By interacting with the cells of our lungs, carcinogens from tobacco smoke provoke a huge number of mutations, so that several thousand of them are found in the cancer cells of smokers. The share of mutations important for cancer is extremely small, but this is enough: around the world from this disease annually die about 1.8 million people, of which 80-90 percent are smokers. It is known that you can reduce your risk by quitting smoking, and this is especially effective in early or middle age. The benefits of quitting smoking appear almost immediately and gradually increase.
Kenichi Yoshida and his colleagues at the Cancer Genome Project found that this benefit was noticeable at the individual cell level: Quit smoking found a decent number of cells with a low mutational load. To find out, they sequenced the genomes of individual lung cells of 16 people, including smokers who quit and never smoked. They all had or suspected pulmonary carcinoma. This was the reason for the appointment of bronchoscopy, during which scientists were able to obtain cells for research. The sample of patients is small, but for each several dozen individual cells were sequenced, so that in total 632 samples were collected.
Mutational load - the number of accumulated mutations - varied greatly from cell to cell, both within groups and within individual patients. The number of substitutions depended on age - every year he threw in an average of 22 mutations - and smoking further increased this figure. The average number of substitutions among smokers was 5300 more than among healthy people, and among those who quit - by 2330 (p = 0, 0002). Despite such high average values, in the cell populations of former and current smokers, cells with a mutational load were found as in people who had never smoked, and the number of such cells was four times more in those who had tied up. In these patients, two groups of cells were clearly distinguished: with a high number of substitutions and with a normal one (and the latter were four times more likely to be found in those who quit smoking). In addition to the number of mutations, these two groups of cells differed in telomere length: they were longer in healthy cells.
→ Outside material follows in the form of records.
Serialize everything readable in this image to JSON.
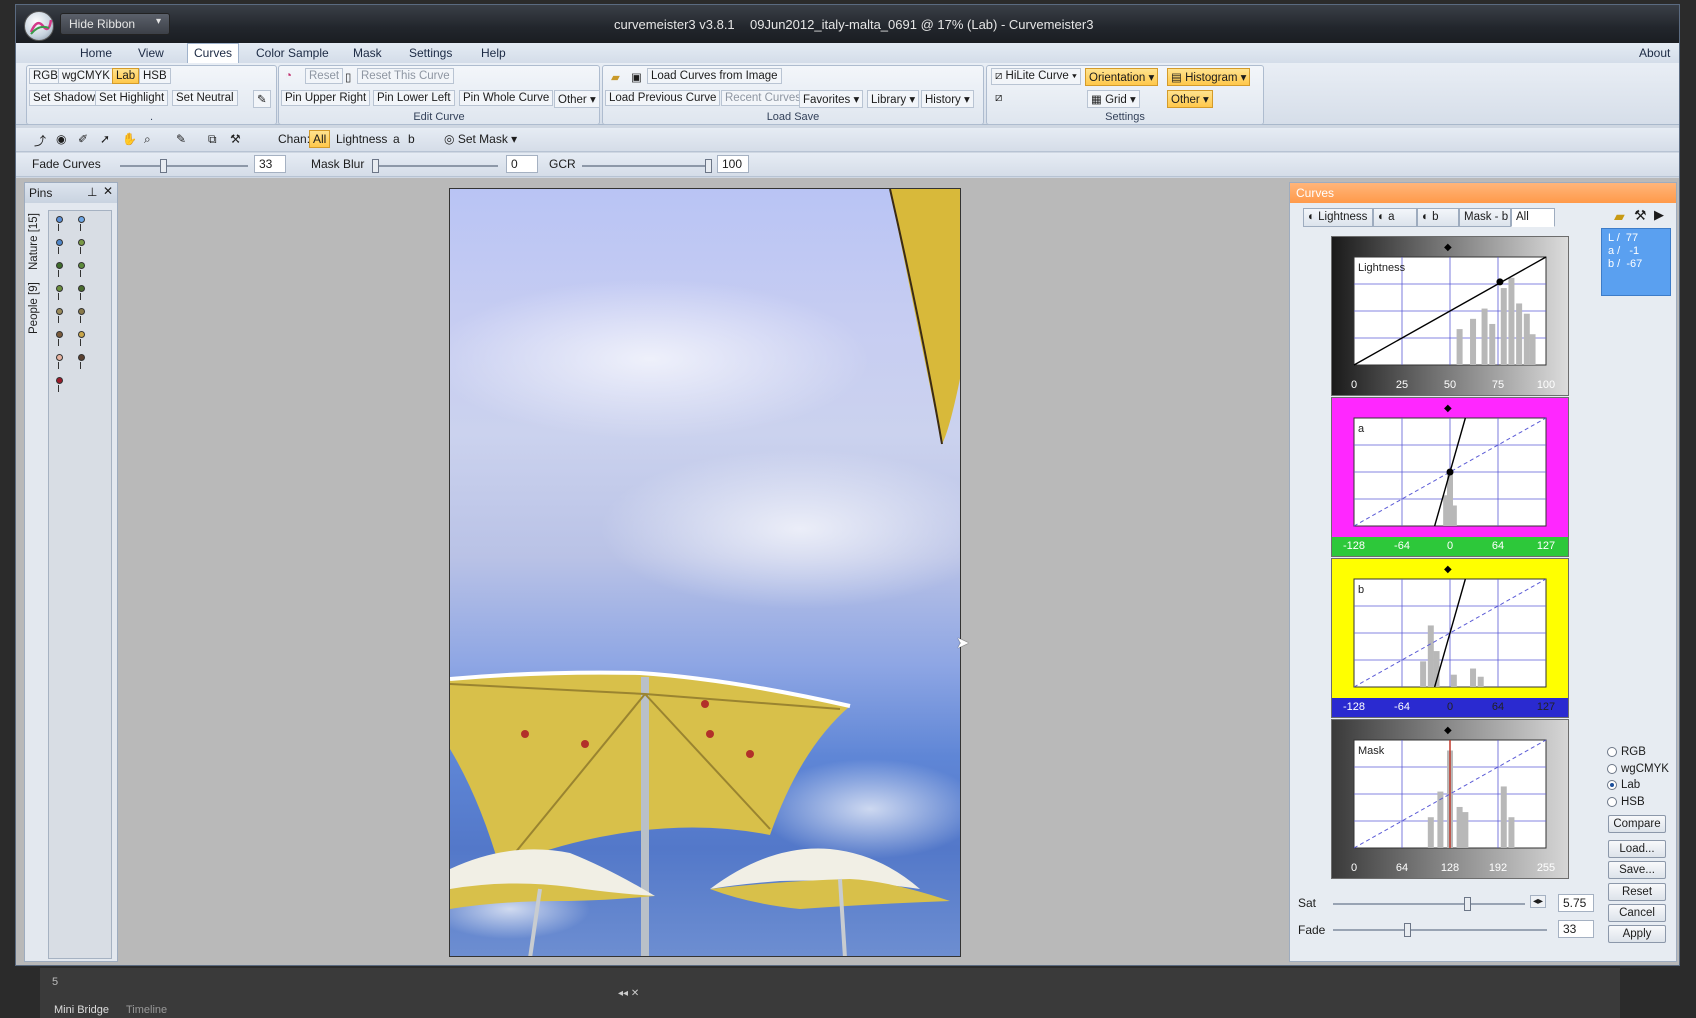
{
  "titlebar": {
    "hide_ribbon": "Hide Ribbon",
    "app_version": "curvemeister3 v3.8.1",
    "doc_title": "09Jun2012_italy-malta_0691 @ 17% (Lab) - Curvemeister3"
  },
  "menu": {
    "items": [
      "Home",
      "View",
      "Curves",
      "Color Sample",
      "Mask",
      "Settings",
      "Help"
    ],
    "about": "About"
  },
  "ribbon": {
    "group1": {
      "rgb": "RGB",
      "wgcmyk": "wgCMYK",
      "lab": "Lab",
      "hsb": "HSB",
      "set_shadow": "Set Shadow",
      "set_highlight": "Set Highlight",
      "set_neutral": "Set Neutral",
      "label": "."
    },
    "edit_curve": {
      "reset": "Reset",
      "reset_this": "Reset This Curve",
      "pin_ur": "Pin Upper Right",
      "pin_ll": "Pin Lower Left",
      "pin_whole": "Pin Whole Curve",
      "other": "Other",
      "label": "Edit Curve"
    },
    "load_save": {
      "load_from_image": "Load Curves from Image",
      "load_previous": "Load Previous Curve",
      "recent": "Recent Curves",
      "favorites": "Favorites",
      "library": "Library",
      "history": "History",
      "label": "Load Save"
    },
    "settings": {
      "hilite": "HiLite Curve",
      "orientation": "Orientation",
      "histogram": "Histogram",
      "grid": "Grid",
      "other": "Other",
      "label": "Settings"
    }
  },
  "toolbar": {
    "chan_label": "Chan:",
    "chan_all": "All",
    "chan_lightness": "Lightness",
    "chan_a": "a",
    "chan_b": "b",
    "set_mask": "Set Mask",
    "fade_curves": "Fade Curves",
    "fade_value": "33",
    "mask_blur": "Mask Blur",
    "mask_blur_value": "0",
    "gcr": "GCR",
    "gcr_value": "100"
  },
  "pins": {
    "title": "Pins",
    "tab_nature": "Nature [15]",
    "tab_people": "People [9]",
    "colors": [
      "#5b8fd6",
      "#6ea7e6",
      "#4f86c9",
      "#7a9a46",
      "#3e6b2a",
      "#5c8a3a",
      "#6b8e3c",
      "#4a6b2e",
      "#9a8a5a",
      "#8a7a4a",
      "#7a5a3a",
      "#c9a64a",
      "#e6b2a0",
      "#5a4030",
      "#9a1a2a"
    ]
  },
  "curves": {
    "title": "Curves",
    "tabs": [
      "Lightness",
      "a",
      "b",
      "Mask - b",
      "All"
    ],
    "readout": {
      "l": "L /  77",
      "a": "a /   -1",
      "b": "b /  -67"
    },
    "charts": [
      {
        "label": "Lightness",
        "ticks": [
          "0",
          "25",
          "50",
          "75",
          "100"
        ]
      },
      {
        "label": "a",
        "ticks": [
          "-128",
          "-64",
          "0",
          "64",
          "127"
        ]
      },
      {
        "label": "b",
        "ticks": [
          "-128",
          "-64",
          "0",
          "64",
          "127"
        ]
      },
      {
        "label": "Mask",
        "ticks": [
          "0",
          "64",
          "128",
          "192",
          "255"
        ]
      }
    ],
    "modes": [
      "RGB",
      "wgCMYK",
      "Lab",
      "HSB"
    ],
    "selected_mode": "Lab",
    "buttons": {
      "compare": "Compare",
      "load": "Load...",
      "save": "Save...",
      "reset": "Reset",
      "cancel": "Cancel",
      "apply": "Apply"
    },
    "sat_label": "Sat",
    "sat_value": "5.75",
    "sat_fraction": 0.68,
    "fade_label": "Fade",
    "fade_value": "33",
    "fade_fraction": 0.33
  },
  "bottom": {
    "panel_number": "5",
    "tab_mini_bridge": "Mini Bridge",
    "tab_timeline": "Timeline"
  }
}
Correlation of the number of substitutions and telomere length in patients' cells
How healthy cells survived after being bombarded with tobacco smoke and what allowed them to proliferate after a person quit smoking is not entirely clear. The long telomeres of these cells hint that these cells have gone through fewer cycles of division, and the authors speculate that they are descendants of recently awakened stem cells. The stage of the cell's life cycle determines its predisposition to the fixation of mutations. If a cell “slept” all the time while a person was smoking, and woke up to divide much later, then its mutational load will be less in comparison with the descendants of cells that were actively dividing during the smoking period.
Interestingly, the authors of the article did not find a relationship between the mutational load of lung cells and the intensity of smoking. The sample of patients is too small to investigate such an issue, but there are also larger studies on this topic in the literature. They argue that in terms of lung cancer and cardiovascular disease, smoking is very little different.